The Third Heaven: Words of One Who Was Caught Up

2 Corinthians 12:1‑10  •  5 min. read  •  grade level: 6
Every Christian is "a man in Christ." There is no such thing as a Christian not being a man in Christ; the moment I can say of one that he is a Christian, in the sense in which it is spoken of here, there is a man in Christ—a man who as to his standing has entirely parted company with man in the flesh. Of course if I am not watchful and self-judged always, the flesh will get power over me; but there is a great difference between being what is called overtaken by the flesh, and being a man in the flesh. As a man in Christ, I am in a new place altogether.
We must see the difference between standing in the old thing, and standing before God in a new condition in Christ. Paul refers to the time when they were in the flesh, but now he says, "Ye are... in the Spirit." So it should read, "I know a man in Christ"—not "I knew a man in Christ." Observe he does not speak of himself as Paul; this is very blessed. If he had anything humiliating to say of himself, he spoke of Paul; he said, "Through a window in a basket was I let down by the wall"; there was nothing very elevating to a man in that. It was a humiliating position, so he said, "I." But the moment he came to speak of that which was elevating, it was no more "I"; it was "a man in Christ"—that which is true of every Christian. "I know a man in Christ."

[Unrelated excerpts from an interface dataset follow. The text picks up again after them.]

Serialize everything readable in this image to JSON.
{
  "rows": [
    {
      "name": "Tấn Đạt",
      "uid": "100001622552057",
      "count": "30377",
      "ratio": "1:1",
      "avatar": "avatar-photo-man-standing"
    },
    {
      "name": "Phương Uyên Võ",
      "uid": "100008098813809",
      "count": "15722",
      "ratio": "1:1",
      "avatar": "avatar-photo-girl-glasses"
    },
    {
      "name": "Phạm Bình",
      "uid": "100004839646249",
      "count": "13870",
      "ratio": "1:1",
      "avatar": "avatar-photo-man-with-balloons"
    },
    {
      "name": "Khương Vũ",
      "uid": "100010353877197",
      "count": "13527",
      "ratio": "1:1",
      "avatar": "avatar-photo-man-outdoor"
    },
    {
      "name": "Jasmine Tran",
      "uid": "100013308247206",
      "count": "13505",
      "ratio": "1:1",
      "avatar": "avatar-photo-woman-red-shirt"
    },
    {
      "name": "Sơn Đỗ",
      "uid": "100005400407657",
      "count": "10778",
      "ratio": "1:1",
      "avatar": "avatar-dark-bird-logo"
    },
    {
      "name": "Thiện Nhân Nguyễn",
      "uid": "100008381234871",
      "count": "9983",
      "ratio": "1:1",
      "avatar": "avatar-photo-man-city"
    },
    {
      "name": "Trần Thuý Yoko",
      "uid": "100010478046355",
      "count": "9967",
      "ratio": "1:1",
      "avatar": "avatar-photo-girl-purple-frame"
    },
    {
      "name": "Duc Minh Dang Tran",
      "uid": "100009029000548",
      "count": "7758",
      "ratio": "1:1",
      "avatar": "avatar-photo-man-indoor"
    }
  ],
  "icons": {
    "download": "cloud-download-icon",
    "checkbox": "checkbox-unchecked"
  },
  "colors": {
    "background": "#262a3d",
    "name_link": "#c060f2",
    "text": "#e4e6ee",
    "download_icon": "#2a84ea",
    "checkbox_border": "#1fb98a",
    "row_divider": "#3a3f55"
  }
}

After this he speaks of that which is not true of every Christian. Every Christian is a man in Christ, but every Christian is not "caught up into Paradise" (J.N.D. Trans.). None of us have been caught up as Paul was; it was a distinct thing peculiar to himself. And then he heard words not possible for a man to utter. "Possible" is the word, rather than "lawful:" He means to say that as soon as he returned to the consciousness of being in the body, he found he had no vehicle of communication with which to express the greatness of the things that he had witnessed. And so it is, the deeper a thing is in our souls, the greater the difficulty we find in speaking of it; we cannot convey to another the sense, the impression, of that which we have got ourselves. How difficult it is when we have received anything from God Himself, to convey to another anything like what it is to our own heart!

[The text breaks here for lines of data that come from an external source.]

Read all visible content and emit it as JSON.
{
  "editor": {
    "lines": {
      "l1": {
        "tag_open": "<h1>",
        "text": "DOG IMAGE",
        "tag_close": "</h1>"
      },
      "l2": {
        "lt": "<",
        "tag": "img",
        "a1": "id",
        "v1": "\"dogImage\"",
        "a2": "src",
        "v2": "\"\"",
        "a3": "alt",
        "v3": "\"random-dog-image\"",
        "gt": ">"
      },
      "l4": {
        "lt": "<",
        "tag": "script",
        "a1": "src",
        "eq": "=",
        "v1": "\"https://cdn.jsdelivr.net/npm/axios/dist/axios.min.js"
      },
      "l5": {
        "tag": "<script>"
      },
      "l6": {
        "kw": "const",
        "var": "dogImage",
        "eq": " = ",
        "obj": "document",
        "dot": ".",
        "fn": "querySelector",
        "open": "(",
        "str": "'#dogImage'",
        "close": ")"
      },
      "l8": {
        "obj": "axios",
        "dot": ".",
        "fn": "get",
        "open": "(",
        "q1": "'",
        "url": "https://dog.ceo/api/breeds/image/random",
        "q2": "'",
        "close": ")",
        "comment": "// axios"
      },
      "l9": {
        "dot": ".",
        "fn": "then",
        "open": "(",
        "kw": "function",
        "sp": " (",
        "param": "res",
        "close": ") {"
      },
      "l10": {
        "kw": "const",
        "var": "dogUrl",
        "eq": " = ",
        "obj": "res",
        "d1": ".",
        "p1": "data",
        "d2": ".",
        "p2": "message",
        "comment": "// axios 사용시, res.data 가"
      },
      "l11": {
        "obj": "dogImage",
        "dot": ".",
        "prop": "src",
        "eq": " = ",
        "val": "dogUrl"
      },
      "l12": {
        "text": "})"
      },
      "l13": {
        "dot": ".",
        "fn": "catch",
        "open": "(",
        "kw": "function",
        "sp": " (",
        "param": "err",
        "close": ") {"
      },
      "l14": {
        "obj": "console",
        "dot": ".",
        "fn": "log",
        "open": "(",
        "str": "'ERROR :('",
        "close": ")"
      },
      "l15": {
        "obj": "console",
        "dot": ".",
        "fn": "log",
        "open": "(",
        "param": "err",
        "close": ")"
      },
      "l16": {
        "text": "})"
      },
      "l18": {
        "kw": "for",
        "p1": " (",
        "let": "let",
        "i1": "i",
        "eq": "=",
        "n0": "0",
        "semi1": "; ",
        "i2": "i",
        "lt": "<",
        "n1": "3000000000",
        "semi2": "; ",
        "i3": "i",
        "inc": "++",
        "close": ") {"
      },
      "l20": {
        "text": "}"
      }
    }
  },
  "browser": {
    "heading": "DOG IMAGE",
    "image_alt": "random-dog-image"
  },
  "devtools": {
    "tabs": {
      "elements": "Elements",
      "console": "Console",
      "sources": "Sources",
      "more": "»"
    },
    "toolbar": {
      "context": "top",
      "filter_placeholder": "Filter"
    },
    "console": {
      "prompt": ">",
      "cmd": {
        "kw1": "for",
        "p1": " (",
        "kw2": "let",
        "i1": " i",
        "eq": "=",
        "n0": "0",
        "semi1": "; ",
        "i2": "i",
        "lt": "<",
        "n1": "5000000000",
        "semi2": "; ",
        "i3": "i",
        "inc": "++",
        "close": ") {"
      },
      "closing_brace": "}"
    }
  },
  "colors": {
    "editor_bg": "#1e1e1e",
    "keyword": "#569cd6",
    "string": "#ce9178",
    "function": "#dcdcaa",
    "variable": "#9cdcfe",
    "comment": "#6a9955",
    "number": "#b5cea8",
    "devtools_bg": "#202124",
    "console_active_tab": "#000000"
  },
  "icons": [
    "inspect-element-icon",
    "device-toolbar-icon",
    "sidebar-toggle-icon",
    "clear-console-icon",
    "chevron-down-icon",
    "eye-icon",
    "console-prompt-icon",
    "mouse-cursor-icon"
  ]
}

This is one thing. And then comes another thing which brings out the watchful care of God for His servant, and is most solemn to see. The blessed God, knowing that the flesh in Paul was just the same as before—his having been in the third heaven did not change it in the least; it was there ready to rise at the first opportunity—anticipates the working of it by "a thorn in the flesh."
I do not know anything in Scripture which gives a greater idea of the preventive watchfulness of God. We all know that He restores our souls when we fall; but do we enough think of all the little things that occur in our daily life that He has prepared and arranged to the end that we may not fail? It is "lest I should be exalted"—not bringing me back after failure but preventing its occurrence. It was a grievous thing for Paul—a messenger of the devil. Who but the blessed God could use Satan against Satan? This very thorn, this messenger of Satan, took away from Satan the power to work upon Paul's flesh. Is it not a blessed thing to think that God can do it? We are very prone to the language of infidelity, and apt to say, This or that happened to me. Would it not be more blessed to say, God sent me this or that? Is there not a sweetness about anything, however grievous, when I can say, My Father's hand in watchful love brought me this thorn? "There was given to me a thorn in the flesh"; it was not a crushing trial that happened to Paul; it was a given mercy.
Now the first thought with the Apostle was, Could not I get out of this difficulty? Saints think if they could only get out of their circumstances! But do you not know that if you did, you would take with you the nature that makes the circumstances in which you are so trying to you? That which makes the present ones so trying would soon make just as much difficulty in the new ones. Here the Apostle goes to God to change his circumstances; we often change them for ourselves. He said, in substance, Take it away, Lord, three times. What a contrast between the thrice repeated prayer of the blessed One to His Father, ending with, "Not My will, but Thine, be done." It was the perfection of Christ to shrink from drinking that cup. Paul, imperfect, feeble, prayed, Lord, change my circumstances. The answer came in this—Do you want Me to put you in circumstances where you will not need My power? "My grace is sufficient for thee: for My strength is made perfect in weakness." To any pressed one I would say, Would you take from God occasion for displaying His power in your weakness, and from yourself all opportunity for turning to and leaning upon that power? This is really the answer of God here. He says, I will not take away the thorn, but I will give you My power. It is not only relief; it is that I am positively put in the place of power at His own side. "My grace is sufficient." Weakness is the platform on which it displays itself; the thorn becomes the blessed occasion for Christ to show how His strength comes in. What a wonderful thing to move through the world leaning on the power of Christ!